(TASK MATERIAL)
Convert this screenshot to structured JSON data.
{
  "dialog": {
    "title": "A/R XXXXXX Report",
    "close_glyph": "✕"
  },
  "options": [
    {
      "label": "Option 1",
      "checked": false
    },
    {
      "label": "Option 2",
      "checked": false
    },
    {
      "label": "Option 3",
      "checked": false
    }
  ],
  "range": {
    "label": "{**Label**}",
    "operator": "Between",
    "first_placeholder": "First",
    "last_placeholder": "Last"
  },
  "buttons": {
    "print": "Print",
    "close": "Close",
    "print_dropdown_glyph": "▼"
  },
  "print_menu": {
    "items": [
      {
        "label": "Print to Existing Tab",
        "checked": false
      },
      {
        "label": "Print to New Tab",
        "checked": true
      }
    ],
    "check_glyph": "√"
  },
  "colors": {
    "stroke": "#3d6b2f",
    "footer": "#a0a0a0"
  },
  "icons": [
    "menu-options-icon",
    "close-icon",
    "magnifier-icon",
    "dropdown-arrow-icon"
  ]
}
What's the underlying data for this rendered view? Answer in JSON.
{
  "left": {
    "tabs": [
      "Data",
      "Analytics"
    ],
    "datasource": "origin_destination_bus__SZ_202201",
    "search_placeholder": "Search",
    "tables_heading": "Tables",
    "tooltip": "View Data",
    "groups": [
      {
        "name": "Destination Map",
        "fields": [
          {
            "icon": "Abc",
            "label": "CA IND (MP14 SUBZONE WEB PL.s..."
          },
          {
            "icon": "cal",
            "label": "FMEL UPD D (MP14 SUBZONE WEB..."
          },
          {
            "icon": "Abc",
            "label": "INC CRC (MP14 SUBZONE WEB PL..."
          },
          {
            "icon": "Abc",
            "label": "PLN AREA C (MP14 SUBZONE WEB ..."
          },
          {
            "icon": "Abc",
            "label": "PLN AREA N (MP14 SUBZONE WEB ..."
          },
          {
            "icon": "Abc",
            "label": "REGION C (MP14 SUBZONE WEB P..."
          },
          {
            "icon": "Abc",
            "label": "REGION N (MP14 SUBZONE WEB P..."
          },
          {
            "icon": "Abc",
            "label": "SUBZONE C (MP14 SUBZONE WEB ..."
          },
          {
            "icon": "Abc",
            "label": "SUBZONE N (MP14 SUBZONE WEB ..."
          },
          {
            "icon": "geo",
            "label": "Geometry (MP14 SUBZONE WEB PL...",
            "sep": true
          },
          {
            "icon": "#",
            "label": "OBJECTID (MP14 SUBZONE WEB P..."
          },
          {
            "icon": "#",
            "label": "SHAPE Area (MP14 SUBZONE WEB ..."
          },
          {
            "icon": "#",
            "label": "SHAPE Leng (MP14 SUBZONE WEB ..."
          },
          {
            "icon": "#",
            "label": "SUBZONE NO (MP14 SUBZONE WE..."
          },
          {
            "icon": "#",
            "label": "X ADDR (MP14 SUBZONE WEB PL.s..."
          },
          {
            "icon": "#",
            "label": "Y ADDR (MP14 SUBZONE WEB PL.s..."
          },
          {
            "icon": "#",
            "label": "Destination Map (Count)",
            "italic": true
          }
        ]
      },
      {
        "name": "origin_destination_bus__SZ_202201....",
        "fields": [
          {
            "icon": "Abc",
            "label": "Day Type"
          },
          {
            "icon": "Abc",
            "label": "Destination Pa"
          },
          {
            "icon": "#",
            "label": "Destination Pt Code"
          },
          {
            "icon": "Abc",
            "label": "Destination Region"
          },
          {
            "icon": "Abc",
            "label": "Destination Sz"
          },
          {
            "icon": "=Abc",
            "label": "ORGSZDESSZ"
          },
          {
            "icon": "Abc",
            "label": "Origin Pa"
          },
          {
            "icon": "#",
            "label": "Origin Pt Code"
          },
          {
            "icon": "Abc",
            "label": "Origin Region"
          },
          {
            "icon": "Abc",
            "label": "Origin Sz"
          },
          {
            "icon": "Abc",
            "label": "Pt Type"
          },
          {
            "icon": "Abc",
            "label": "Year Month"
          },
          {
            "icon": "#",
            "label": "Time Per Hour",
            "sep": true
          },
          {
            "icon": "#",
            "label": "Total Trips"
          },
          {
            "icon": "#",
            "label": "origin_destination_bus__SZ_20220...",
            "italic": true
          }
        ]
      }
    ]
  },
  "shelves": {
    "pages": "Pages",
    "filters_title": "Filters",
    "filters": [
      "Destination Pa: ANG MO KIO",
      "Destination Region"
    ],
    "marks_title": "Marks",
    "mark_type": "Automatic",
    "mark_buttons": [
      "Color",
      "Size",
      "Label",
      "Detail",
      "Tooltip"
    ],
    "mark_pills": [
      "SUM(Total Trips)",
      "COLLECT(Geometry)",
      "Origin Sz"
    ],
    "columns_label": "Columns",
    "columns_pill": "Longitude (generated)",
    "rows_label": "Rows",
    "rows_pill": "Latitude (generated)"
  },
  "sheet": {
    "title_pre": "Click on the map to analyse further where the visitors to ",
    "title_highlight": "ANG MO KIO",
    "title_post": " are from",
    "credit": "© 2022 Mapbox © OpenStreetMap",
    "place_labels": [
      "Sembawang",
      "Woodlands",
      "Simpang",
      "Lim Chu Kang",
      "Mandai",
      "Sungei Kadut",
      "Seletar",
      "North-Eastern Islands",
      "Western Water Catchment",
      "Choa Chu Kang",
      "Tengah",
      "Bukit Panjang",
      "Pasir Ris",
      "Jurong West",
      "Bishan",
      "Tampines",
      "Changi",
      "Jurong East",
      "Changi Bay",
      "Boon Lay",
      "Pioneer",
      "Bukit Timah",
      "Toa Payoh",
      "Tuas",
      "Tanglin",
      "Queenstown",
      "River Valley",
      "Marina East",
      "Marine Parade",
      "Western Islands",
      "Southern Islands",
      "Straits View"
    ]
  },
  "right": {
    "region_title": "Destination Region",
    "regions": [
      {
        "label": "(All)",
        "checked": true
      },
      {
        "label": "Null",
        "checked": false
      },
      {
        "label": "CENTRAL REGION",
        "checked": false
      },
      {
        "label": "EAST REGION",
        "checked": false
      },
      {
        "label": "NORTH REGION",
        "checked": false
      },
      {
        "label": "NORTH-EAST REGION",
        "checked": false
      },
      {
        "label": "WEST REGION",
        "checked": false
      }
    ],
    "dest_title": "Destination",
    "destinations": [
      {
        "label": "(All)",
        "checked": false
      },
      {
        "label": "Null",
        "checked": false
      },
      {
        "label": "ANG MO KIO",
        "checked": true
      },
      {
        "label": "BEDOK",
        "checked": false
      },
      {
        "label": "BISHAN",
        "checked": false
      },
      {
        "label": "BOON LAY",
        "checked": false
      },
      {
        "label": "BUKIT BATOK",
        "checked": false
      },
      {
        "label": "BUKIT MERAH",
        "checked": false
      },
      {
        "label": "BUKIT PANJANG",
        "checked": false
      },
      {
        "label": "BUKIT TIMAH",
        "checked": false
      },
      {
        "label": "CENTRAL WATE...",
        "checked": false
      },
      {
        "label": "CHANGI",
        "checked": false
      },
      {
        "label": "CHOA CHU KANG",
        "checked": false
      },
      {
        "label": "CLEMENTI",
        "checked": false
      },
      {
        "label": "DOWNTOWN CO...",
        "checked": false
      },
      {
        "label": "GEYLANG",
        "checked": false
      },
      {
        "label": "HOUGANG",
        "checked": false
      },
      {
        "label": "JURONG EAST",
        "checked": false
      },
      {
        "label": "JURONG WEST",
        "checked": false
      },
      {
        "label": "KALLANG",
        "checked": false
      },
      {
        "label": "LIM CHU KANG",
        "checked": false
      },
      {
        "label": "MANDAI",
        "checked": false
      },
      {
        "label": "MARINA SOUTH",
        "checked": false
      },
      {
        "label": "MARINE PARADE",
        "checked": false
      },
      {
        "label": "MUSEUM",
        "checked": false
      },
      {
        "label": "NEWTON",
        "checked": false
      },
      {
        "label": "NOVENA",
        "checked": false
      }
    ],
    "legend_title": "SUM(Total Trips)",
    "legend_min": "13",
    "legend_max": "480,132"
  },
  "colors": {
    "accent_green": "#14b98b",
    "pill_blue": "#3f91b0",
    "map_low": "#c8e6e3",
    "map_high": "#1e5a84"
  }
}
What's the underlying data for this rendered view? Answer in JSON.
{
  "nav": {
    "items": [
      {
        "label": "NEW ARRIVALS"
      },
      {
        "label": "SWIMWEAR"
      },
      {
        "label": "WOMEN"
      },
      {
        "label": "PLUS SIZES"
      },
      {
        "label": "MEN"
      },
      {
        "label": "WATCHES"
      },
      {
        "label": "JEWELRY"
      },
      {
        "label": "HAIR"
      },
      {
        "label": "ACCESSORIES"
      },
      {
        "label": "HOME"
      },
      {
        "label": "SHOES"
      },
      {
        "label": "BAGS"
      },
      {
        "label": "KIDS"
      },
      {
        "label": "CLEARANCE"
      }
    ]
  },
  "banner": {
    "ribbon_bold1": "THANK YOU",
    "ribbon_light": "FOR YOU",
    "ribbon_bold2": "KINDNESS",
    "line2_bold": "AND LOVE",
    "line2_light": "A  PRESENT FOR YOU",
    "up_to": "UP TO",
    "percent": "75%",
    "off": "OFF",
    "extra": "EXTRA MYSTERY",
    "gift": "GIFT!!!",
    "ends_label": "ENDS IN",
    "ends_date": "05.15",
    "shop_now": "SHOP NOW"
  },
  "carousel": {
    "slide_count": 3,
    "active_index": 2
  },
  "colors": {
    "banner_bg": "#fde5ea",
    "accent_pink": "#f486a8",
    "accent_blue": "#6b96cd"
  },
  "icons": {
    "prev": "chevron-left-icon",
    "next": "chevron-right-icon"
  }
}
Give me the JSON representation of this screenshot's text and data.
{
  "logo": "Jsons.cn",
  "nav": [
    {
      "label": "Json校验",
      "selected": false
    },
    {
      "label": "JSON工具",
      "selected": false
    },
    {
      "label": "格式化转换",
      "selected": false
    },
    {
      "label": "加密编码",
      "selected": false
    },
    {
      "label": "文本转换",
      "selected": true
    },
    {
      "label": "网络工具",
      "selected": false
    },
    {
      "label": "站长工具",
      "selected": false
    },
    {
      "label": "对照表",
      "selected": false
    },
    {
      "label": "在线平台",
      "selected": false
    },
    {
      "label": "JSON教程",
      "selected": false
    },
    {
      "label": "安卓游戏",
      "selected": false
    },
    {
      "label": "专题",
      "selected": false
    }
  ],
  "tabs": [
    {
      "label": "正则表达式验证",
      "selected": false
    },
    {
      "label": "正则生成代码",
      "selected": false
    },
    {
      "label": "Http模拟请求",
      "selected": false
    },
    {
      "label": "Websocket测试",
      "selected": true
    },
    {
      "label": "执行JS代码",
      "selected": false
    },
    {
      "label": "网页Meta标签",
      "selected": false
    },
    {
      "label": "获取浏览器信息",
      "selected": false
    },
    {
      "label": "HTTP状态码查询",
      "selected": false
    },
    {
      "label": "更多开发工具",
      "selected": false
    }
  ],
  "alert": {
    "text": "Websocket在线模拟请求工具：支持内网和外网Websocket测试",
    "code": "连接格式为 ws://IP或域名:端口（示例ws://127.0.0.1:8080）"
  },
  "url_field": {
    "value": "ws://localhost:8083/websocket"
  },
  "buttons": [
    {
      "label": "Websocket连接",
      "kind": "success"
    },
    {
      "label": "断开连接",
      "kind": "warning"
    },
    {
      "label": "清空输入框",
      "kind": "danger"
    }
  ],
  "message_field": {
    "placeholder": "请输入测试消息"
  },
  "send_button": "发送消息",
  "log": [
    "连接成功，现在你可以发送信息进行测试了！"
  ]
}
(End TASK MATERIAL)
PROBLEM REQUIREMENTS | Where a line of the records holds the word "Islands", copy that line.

YOUR RESPONSE |
      "North-Eastern Islands",
      "Western Islands",
      "Southern Islands",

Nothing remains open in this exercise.